Was it only my friend Mila and I who noticed the leaves changing color this fall? Where was everyone looking? Were they glued to their television sets and election news feeds? This is a spectacular year for colored leaf displays in every corner of Marin County.
With several mini-climates, Marin features an assortment of wonderful colors brought on by the shorter, cooler days. In the avenues of trees along the sidewalks and in the hills where people love to hike, you’ll find aspens, cypress, and especially the maple trees take on spectacular colors, changing day by day
One September many years ago, my sister Stella and I — neither of us being resident in the United States — arranged to meet in Boston and travel to New Hampshire and Vermont and go ‘leaf peeking’ where entire forests are transformed from vibrant greens to a color wheel of reds, rust pink, orange and yellow during the fall.
Travelers from all over the world arrive to witness this phenomenon joining with a crowd of Americans who take leave from work to follow the colors.
Another year, my lifelong friends Buddy and Ruth, invited me to meet in Seattle and accompany them on a memorable drive through Washington State and British Columbia to enjoy the fall colors in the forests on our journey north. The journey was an easy one for them from Edmonton, Canada and me from San Francisco.
Both these journeys allowed me dedicated time spent with people I love, enjoying the spectacle of nature. Presently I am living in Marin county, North of San Franciso, an area not especially known for its autumn colors — and in a year not particularly celebrated for its traveling possibilities!
But travel isn’t required this year to see gorgeous fall colors. What happened this year? Apparently, we had the right combination of temperature and rainfall during the summer months that produced a spectacular fall season… it was so beautiful, I was easily reminded of my earlier trips to experience leaf peeking.
This is the miracle of nature, where chemical processes set in motion by the cooling weather and lower temperatures trigger the brilliant colors. With less sunlight, the chlorophyll responsible for making the leaves green is depleted, causing the sugars trapped in the leaves to take over and release the colors. It is as if a master artist is changing the landscape with daubs of red, orange, yellow, and purple pigments.

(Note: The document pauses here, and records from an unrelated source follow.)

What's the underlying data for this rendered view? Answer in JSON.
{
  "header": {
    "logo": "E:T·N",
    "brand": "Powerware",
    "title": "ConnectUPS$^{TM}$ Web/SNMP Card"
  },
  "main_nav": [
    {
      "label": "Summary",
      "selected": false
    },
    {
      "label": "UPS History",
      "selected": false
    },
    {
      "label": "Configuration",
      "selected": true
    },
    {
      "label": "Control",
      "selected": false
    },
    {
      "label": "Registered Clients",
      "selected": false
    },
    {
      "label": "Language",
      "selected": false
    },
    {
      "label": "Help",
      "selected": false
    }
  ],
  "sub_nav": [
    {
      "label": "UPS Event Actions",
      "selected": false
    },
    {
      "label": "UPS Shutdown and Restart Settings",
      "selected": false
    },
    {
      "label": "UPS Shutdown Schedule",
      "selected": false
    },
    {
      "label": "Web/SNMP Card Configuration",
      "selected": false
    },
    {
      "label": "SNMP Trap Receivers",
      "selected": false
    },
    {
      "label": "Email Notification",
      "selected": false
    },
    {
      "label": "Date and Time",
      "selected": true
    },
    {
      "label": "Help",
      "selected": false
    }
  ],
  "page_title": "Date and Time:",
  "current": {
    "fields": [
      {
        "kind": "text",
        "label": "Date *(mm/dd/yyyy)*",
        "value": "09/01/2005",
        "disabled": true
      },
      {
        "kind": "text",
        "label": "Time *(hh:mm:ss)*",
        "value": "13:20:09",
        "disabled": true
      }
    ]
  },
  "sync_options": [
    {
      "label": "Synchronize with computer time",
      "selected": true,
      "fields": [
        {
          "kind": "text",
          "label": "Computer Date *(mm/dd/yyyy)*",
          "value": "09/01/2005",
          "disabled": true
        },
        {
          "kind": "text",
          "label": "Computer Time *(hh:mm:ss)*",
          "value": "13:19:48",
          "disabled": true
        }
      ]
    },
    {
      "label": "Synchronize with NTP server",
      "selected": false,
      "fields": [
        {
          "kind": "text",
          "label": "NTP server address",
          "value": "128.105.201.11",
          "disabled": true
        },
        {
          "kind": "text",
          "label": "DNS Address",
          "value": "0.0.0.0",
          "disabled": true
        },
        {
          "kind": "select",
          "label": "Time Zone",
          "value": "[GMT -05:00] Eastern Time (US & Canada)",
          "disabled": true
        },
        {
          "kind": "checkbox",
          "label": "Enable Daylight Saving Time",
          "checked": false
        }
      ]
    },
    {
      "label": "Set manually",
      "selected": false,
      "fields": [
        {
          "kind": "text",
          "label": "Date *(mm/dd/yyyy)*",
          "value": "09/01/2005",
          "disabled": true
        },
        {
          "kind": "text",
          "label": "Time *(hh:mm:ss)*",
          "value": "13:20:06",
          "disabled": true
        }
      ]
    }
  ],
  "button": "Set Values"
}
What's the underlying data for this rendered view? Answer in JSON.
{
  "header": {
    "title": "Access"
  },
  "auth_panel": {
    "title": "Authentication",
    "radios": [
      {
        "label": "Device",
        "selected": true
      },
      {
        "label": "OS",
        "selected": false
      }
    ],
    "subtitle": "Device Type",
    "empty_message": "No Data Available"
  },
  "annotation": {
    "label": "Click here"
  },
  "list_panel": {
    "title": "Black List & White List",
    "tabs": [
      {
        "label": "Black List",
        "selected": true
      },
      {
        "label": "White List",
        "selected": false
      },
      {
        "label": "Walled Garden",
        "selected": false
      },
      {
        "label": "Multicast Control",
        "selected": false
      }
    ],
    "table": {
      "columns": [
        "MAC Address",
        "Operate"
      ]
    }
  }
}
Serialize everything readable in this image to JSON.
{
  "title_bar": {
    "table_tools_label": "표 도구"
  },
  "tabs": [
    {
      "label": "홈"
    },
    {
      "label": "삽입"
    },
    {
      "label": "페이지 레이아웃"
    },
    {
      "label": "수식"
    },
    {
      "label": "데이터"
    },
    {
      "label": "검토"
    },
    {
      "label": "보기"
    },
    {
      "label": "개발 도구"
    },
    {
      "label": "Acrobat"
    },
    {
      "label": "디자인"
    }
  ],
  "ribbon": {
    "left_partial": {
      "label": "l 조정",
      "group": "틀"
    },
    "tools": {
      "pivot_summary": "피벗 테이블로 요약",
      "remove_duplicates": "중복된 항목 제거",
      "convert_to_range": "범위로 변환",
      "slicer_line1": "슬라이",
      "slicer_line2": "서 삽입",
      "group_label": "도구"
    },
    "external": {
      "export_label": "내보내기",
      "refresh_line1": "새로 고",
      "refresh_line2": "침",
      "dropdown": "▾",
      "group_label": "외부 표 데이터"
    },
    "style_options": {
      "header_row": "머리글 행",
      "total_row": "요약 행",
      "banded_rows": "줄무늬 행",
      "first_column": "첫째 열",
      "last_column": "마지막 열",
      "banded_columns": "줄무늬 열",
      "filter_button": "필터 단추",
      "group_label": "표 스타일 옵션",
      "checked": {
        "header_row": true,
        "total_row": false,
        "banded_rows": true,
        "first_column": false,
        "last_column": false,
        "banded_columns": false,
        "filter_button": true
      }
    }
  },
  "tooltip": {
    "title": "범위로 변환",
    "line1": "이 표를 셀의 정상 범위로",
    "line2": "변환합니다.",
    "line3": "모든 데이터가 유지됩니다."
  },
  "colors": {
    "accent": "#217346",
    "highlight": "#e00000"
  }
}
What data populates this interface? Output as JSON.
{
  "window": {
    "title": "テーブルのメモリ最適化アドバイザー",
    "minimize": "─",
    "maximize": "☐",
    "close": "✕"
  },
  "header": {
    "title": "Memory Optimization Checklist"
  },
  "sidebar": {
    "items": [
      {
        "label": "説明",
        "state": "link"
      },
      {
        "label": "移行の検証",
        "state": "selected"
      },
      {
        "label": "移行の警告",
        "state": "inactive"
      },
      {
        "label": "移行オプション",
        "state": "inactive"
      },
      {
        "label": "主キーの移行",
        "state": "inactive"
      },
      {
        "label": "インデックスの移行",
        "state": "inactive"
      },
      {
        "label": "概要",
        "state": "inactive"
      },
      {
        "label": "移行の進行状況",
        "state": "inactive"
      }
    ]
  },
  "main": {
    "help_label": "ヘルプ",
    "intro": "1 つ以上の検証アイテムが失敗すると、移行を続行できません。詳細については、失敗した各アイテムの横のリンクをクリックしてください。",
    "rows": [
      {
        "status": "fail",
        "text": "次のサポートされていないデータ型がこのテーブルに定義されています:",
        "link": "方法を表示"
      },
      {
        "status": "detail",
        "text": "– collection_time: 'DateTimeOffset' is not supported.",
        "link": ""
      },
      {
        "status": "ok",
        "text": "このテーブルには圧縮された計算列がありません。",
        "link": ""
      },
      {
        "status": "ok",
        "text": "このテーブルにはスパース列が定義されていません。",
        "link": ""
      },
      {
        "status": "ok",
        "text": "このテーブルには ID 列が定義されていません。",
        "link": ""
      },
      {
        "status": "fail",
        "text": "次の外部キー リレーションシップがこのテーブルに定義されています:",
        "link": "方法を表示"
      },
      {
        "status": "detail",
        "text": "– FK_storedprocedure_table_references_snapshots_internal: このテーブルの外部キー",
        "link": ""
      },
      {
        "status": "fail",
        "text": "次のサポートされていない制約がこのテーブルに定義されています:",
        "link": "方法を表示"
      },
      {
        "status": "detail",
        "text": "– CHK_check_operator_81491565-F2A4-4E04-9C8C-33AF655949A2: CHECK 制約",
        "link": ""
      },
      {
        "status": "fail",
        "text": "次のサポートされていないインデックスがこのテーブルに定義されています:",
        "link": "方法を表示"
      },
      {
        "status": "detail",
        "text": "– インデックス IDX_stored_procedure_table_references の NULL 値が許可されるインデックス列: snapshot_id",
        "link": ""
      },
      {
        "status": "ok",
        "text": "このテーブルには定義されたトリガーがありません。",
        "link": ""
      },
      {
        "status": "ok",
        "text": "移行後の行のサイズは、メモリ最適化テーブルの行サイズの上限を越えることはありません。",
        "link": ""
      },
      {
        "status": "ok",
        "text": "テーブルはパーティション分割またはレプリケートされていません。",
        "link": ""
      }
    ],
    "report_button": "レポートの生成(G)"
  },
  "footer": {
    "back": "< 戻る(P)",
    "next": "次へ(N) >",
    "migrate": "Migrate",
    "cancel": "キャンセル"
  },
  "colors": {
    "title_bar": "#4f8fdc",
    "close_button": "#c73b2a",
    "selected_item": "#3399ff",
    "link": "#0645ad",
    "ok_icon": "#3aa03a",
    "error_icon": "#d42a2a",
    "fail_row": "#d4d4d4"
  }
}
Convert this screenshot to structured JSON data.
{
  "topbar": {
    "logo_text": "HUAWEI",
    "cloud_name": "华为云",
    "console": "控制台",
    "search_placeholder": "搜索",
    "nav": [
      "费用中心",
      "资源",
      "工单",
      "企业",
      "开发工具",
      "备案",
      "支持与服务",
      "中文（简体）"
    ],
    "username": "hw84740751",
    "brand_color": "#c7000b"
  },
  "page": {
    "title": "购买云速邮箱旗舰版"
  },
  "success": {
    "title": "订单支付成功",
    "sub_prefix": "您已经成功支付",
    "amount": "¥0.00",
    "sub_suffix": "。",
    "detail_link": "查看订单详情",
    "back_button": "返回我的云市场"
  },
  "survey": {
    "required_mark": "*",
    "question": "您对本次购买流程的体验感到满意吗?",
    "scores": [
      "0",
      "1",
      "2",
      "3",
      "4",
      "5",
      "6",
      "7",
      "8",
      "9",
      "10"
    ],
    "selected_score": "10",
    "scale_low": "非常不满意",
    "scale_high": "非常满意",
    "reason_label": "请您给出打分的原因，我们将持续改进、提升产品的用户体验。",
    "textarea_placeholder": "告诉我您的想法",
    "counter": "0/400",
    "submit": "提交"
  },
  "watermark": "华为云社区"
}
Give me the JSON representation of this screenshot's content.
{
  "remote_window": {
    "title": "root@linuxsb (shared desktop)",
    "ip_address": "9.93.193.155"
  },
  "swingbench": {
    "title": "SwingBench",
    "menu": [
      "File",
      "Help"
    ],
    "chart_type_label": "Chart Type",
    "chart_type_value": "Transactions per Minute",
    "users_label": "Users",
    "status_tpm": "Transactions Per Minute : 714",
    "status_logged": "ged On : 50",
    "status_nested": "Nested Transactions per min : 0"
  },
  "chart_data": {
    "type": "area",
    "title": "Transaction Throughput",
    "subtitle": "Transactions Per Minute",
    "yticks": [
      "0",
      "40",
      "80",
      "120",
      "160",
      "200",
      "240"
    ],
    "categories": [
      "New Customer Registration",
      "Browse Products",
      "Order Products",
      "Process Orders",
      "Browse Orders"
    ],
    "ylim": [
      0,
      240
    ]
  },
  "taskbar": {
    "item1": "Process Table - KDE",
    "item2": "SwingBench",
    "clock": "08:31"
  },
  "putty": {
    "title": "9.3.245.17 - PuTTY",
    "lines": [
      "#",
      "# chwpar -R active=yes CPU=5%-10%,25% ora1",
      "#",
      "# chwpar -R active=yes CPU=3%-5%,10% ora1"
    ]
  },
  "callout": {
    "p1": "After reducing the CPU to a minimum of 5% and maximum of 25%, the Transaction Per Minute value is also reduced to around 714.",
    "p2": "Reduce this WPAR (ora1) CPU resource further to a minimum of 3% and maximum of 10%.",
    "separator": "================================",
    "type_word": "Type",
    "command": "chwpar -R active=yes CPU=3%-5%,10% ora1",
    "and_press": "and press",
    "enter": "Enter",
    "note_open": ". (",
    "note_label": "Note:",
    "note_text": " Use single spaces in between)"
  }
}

Marin County in particular enjoys a mild climate and the leaves hang on longer than in other parts of the country, giving those sugars extra time to bloom. When the trees do lose their leaves it happens overnight, all at the same time — as if someone issued a decree, confirming the show is over until the spring when there will be new shoots of green full of fresh chlorophyll, to start the cycle of nature over again.